Television Trauma (2017)
The fourth volume in the Trailer Trauma series is a marathon of madness featuring 268 of the best and rarest TV spots for some of the greatest and most obscure 70s theatrical horror and exploitation films and beyond. Over three hours of demented delirium that will leave you traumatized.
Trailer Trauma Part 4: Television Trauma is a tough thing to review as it’s a collection of television ads. But to call it “just a bunch of commercials” would be completely underselling it. It’s a collection of nearly 250 weird and bizarre TV spots, complete with an awesome commentary track. Authors Michael Gingold and Grady Hendrix, as well as Chris Poggiali from Temple of Schlock, chat about the spots, adding interesting tidbits and a good few laughs.
Fans of exploitation and horror from the 70s should consider this a must own release. Crack open a beer and enjoy this bizarre smorgasbord of weirdness from those amazing cinephiles at Garagehouse Picture. Keep up the great work, Harry!
Show Yourself (2018)
When his friend Paul dies unexpectedly, Travis heads into the woods to say goodbye. As Travis deals with his grief, and the way it has affected the relationships in his life, he starts to realize that he actually might not be alone in the woods. Curiosity turns to horror as Travis comes face-to-face with something both inexplicable and frighteningly familiar.
I’m working on a full review of this one for Cinapse, another site I write for, however I felt compelled to plug it here too. While it’s clearly not for everyone (as noted by Josh’s lukewarm review linked above), I found this film extremely effective. However, I should start with a caveat.
This film opened at the Bruce Campbell Horror Film Festival to mixed reviews. The reason for this, in my opinion, is that Show Yourself is not a horror film. The horror elements are there, but it is ultimately a psychological drama about a main dealing with the grief, pain, and trauma of losing a loved one. Even with a very broad definition of horror – as I certainly have – this is only horror adjacent, at best. Gorehounds and horror nerds need not apply, as this one isn’t likely for them. However, if you are a genre fan with a penchant for genre bending and something different, this one is a treat.

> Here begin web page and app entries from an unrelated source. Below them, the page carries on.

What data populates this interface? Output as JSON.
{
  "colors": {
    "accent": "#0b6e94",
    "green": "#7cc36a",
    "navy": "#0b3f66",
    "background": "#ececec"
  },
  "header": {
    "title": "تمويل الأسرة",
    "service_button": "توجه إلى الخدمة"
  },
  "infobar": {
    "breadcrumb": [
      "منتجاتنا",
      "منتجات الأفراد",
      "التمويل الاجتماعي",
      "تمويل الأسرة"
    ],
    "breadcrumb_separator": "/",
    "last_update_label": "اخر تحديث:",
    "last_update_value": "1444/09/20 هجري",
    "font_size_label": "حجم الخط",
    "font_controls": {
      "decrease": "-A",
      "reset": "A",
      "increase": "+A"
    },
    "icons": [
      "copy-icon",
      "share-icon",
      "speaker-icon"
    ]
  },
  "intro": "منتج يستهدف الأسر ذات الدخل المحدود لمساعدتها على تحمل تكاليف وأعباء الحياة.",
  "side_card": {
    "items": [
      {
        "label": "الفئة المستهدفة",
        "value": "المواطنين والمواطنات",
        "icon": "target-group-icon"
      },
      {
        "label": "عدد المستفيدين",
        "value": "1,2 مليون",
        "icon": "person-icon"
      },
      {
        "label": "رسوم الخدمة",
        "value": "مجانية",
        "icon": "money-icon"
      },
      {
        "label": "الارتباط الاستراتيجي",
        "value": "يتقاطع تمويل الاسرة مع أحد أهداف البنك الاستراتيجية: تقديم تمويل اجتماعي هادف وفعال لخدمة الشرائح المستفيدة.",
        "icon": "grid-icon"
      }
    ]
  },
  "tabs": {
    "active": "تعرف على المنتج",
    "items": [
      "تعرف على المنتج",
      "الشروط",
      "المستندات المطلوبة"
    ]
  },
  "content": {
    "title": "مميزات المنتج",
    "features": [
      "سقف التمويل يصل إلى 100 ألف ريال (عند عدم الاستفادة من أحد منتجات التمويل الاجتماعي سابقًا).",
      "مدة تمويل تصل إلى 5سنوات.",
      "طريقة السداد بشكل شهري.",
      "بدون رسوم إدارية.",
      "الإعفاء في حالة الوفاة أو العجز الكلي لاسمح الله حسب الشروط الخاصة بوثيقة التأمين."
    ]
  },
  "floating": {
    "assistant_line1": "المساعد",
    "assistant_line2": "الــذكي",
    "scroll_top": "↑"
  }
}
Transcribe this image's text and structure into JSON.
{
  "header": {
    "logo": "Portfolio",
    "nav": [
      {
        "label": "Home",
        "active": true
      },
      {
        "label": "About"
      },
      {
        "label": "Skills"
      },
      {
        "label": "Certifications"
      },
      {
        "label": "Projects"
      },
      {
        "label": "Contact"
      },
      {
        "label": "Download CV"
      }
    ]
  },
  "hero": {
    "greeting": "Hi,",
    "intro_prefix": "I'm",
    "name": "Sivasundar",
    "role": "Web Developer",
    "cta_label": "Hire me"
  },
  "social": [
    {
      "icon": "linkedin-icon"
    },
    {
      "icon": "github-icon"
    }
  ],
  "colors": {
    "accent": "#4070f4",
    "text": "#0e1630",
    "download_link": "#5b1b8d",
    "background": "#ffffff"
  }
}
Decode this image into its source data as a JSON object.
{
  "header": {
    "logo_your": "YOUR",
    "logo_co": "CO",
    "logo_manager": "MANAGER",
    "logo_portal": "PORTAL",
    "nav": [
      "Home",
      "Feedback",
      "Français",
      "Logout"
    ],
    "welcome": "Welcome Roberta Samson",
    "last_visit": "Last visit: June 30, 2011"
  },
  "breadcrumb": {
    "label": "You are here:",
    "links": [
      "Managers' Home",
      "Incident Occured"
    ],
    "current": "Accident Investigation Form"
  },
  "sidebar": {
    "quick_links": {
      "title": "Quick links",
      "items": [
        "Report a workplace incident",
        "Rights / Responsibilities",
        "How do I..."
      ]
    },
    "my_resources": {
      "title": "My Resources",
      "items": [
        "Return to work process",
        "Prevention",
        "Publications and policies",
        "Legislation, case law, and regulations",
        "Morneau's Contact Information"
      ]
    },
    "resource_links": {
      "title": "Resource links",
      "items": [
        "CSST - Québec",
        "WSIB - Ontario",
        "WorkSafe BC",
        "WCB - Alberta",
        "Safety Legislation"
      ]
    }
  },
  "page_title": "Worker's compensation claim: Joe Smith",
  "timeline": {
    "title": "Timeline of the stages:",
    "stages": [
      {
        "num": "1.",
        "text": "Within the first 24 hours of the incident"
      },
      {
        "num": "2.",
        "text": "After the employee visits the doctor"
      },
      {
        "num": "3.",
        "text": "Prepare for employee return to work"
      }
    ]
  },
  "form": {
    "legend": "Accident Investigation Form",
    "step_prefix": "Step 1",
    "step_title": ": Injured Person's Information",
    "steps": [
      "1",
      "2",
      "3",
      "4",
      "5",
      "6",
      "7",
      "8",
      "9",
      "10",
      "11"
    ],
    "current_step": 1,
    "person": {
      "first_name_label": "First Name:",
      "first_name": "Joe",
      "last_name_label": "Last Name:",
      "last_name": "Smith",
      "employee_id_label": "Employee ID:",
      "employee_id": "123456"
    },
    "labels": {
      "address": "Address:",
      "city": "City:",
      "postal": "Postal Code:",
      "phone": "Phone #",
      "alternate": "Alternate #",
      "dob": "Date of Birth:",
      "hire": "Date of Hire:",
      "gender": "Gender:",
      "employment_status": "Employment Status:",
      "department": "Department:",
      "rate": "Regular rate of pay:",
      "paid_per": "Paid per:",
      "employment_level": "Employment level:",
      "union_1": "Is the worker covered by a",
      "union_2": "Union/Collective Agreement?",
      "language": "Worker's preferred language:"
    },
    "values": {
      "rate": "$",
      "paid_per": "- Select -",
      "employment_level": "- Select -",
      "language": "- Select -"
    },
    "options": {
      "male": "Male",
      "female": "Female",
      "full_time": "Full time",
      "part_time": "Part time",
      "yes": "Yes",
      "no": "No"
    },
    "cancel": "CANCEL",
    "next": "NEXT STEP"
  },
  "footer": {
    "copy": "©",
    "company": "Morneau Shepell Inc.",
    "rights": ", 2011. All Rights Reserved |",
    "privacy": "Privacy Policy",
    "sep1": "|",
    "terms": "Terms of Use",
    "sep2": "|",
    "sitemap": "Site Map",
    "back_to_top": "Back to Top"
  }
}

Great work by director Billy Ray Brewton on his directorial debut with this beautifully shot and well made film. Even the naysayers all seem to agree that he has one hell of an eye for gorgeous cinematography and has a bright future ahead of him.